I want to talk to you about my kids. Now, I know everyone thinks that their kid is the most fantastic, the most beautiful kid that ever lived. But mine really are.


  I have 696 kids, and they are the most intelligent, inventive, innovative, brilliant and powerful kids that you'll ever meet.

  Any student I've had the honor of teaching in my classroom is my kid. However, because their "real" parents aren't rich and, I argue, because they are mostly of color, they will seldom get to see in themselves the awesomeness that I see in them. Because what I see in them is myself -- or what would have been myself.

  I am the daughter of two hardworking, college-educated, African-American parents who chose careers as public servants: my father, a minister; my mother, an educator. Wealth was never the primary ambition in our house. Because of this lack of wealth, we lived in a neighborhood that lacked wealth, and henceforth a school system that lacked wealth. Luckily, however, we struck the educational jackpot in a voluntary desegregation program that buses inner-city kids -- black and brown -- out to suburban schools -- rich and white.

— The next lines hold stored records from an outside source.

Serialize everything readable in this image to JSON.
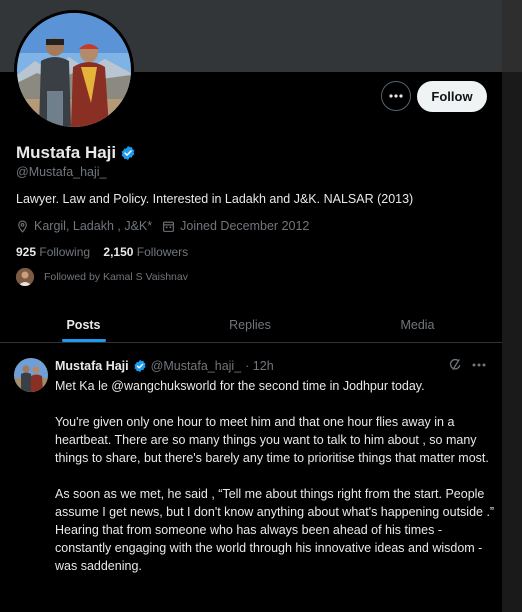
{
  "profile": {
    "name": "Mustafa Haji",
    "handle": "@Mustafa_haji_",
    "bio": "Lawyer. Law and Policy. Interested in Ladakh and J&K. NALSAR (2013)",
    "location": "Kargil, Ladakh , J&K*",
    "joined": "Joined December 2012",
    "following_count": "925",
    "following_label": "Following",
    "followers_count": "2,150",
    "followers_label": "Followers",
    "followed_by": "Followed by Kamal S Vaishnav"
  },
  "actions": {
    "follow_label": "Follow",
    "more_icon": "more-horizontal-icon"
  },
  "tabs": [
    {
      "label": "Posts",
      "active": true
    },
    {
      "label": "Replies",
      "active": false
    },
    {
      "label": "Media",
      "active": false
    }
  ],
  "tweet": {
    "author": "Mustafa Haji",
    "handle": "@Mustafa_haji_",
    "time": "· 12h",
    "paragraphs": [
      "Met Ka le @wangchuksworld for the second time in Jodhpur today.",
      "You're given only one hour to meet him and that one hour flies away in a heartbeat. There are so many things you want to talk to him about , so many things to share, but there's barely any time to prioritise things that matter most.",
      "As soon as we met, he said , “Tell me about things right from the start. People assume I get news, but I don't know anything about what's happening outside .”",
      "Hearing that from someone who has always been ahead of his times - constantly engaging with the world through his innovative ideas and wisdom - was saddening."
    ]
  },
  "colors": {
    "accent": "#1d9bf0",
    "verified": "#1d9bf0",
    "banner": "#333639",
    "background": "#000000",
    "muted": "#71767b"
  }
}
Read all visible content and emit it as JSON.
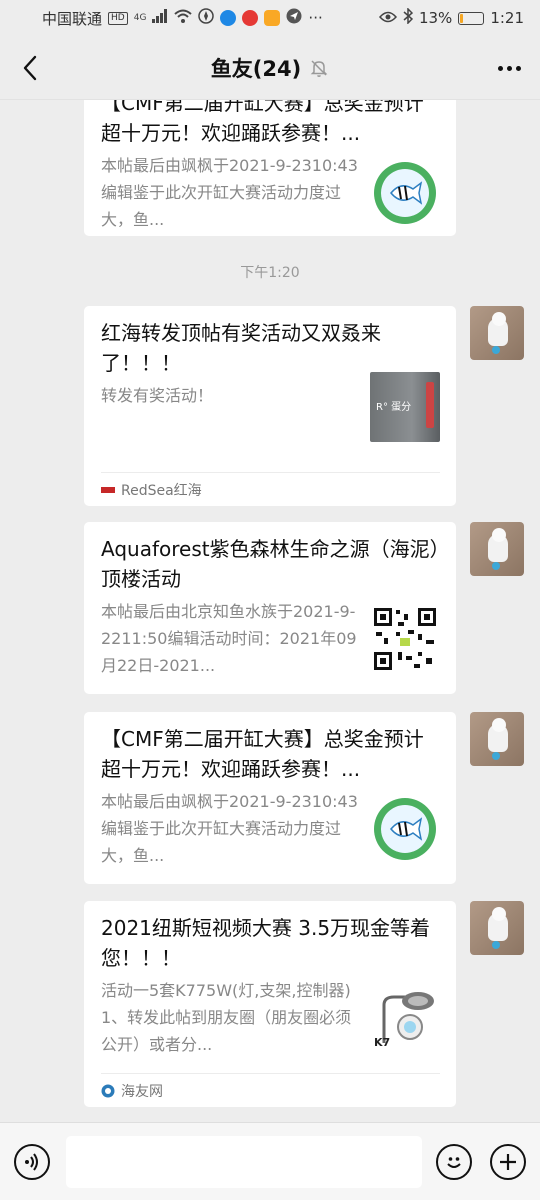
{
  "status_bar": {
    "carrier": "中国联通",
    "net_badge": "HD",
    "net_type": "4G",
    "battery_percent": "13%",
    "battery_level": 0.13,
    "time": "1:21",
    "more": "···"
  },
  "nav": {
    "title": "鱼友(24)"
  },
  "messages": [
    {
      "title": "【CMF第二届开缸大赛】总奖金预计超十万元！欢迎踊跃参赛！...",
      "desc": "本帖最后由飒枫于2021-9-2310:43编辑鉴于此次开缸大赛活动力度过大，鱼..."
    },
    {
      "title": "红海转发顶帖有奖活动又双叒来了！！！",
      "desc": "转发有奖活动！",
      "thumb_text": "R° 蛋分",
      "source": "RedSea红海"
    },
    {
      "title": "Aquaforest紫色森林生命之源（海泥）顶楼活动",
      "desc": "本帖最后由北京知鱼水族于2021-9-2211:50编辑活动时间：2021年09月22日-2021..."
    },
    {
      "title": "【CMF第二届开缸大赛】总奖金预计超十万元！欢迎踊跃参赛！...",
      "desc": "本帖最后由飒枫于2021-9-2310:43编辑鉴于此次开缸大赛活动力度过大，鱼..."
    },
    {
      "title": "2021纽斯短视频大赛 3.5万现金等着您！！！",
      "desc": "活动一5套K775W(灯,支架,控制器)1、转发此帖到朋友圈（朋友圈必须公开）或者分...",
      "thumb_text": "K7",
      "source": "海友网"
    }
  ],
  "timestamp": "下午1:20",
  "input": {
    "placeholder": ""
  }
}
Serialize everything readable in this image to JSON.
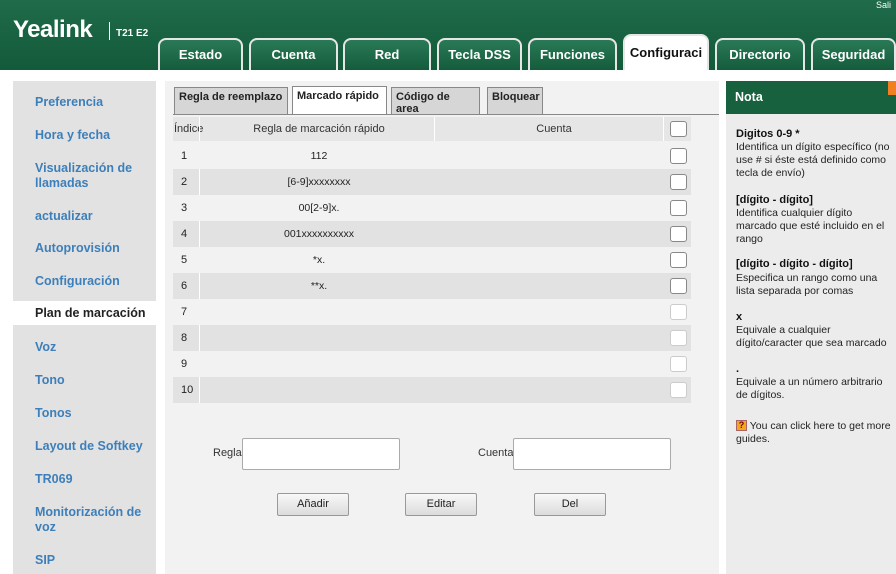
{
  "header": {
    "logo": "Yealink",
    "model": "T21 E2",
    "logout": "Sali",
    "tabs": [
      "Estado",
      "Cuenta",
      "Red",
      "Tecla DSS",
      "Funciones",
      "Configuraci",
      "Directorio",
      "Seguridad"
    ],
    "active_tab": "Configuraci"
  },
  "sidebar": {
    "items": [
      "Preferencia",
      "Hora y fecha",
      "Visualización de llamadas",
      "actualizar",
      "Autoprovisión",
      "Configuración",
      "Plan de marcación",
      "Voz",
      "Tono",
      "Tonos",
      "Layout de Softkey",
      "TR069",
      "Monitorización de voz",
      "SIP"
    ],
    "active": "Plan de marcación"
  },
  "subtabs": [
    "Regla de reemplazo",
    "Marcado rápido",
    "Código de area",
    "Bloquear"
  ],
  "active_subtab": "Marcado rápido",
  "table": {
    "headers": [
      "Índice",
      "Regla de marcación rápido",
      "Cuenta"
    ],
    "rows": [
      {
        "index": "1",
        "rule": "112",
        "account": ""
      },
      {
        "index": "2",
        "rule": "[6-9]xxxxxxxx",
        "account": ""
      },
      {
        "index": "3",
        "rule": "00[2-9]x.",
        "account": ""
      },
      {
        "index": "4",
        "rule": "001xxxxxxxxxx",
        "account": ""
      },
      {
        "index": "5",
        "rule": "*x.",
        "account": ""
      },
      {
        "index": "6",
        "rule": "**x.",
        "account": ""
      },
      {
        "index": "7",
        "rule": "",
        "account": ""
      },
      {
        "index": "8",
        "rule": "",
        "account": ""
      },
      {
        "index": "9",
        "rule": "",
        "account": ""
      },
      {
        "index": "10",
        "rule": "",
        "account": ""
      }
    ]
  },
  "form": {
    "rule_label": "Regla",
    "rule_value": "",
    "account_label": "Cuenta",
    "account_value": "",
    "add_button": "Añadir",
    "edit_button": "Editar",
    "delete_button": "Del"
  },
  "note": {
    "title": "Nota",
    "entries": [
      {
        "title": "Digitos 0-9 *",
        "text": "Identifica un dígito específico (no use # si éste está definido como tecla de envío)"
      },
      {
        "title": "[dígito - dígito]",
        "text": "Identifica cualquier dígito marcado que esté incluido en el rango"
      },
      {
        "title": "[dígito - dígito - dígito]",
        "text": "Especifica un rango como una lista separada por comas"
      },
      {
        "title": "x",
        "text": "Equivale a cualquier dígito/caracter que sea marcado"
      },
      {
        "title": ".",
        "text": "Equivale a un número arbitrario de dígitos."
      }
    ],
    "guide_text": "You can click here to get more guides."
  },
  "colors": {
    "header_green": "#1f6b4a",
    "note_header": "#17613f",
    "link_blue": "#3d7fba",
    "accent_orange": "#f08020"
  }
}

  At five years old, I had to take an hour-long bus ride to a faraway place to get a better education. At five years old, I thought everyone had a life just like mine. I thought everyone went to school and were the only ones using the brown crayons to color in their family portraits, while everyone else was using the peach-colored ones. At five years old, I thought everyone was just like me. But as I got older, I started noticing things, like: How come my neighborhood friend don't have to wake up at five o'clock in the morning, and go to a school that's an hour away? How come I'm learning to play the violin while my neighborhood friends don't even have a music class? Why were my neighborhood friends learning and reading material that I had done two to three years prior?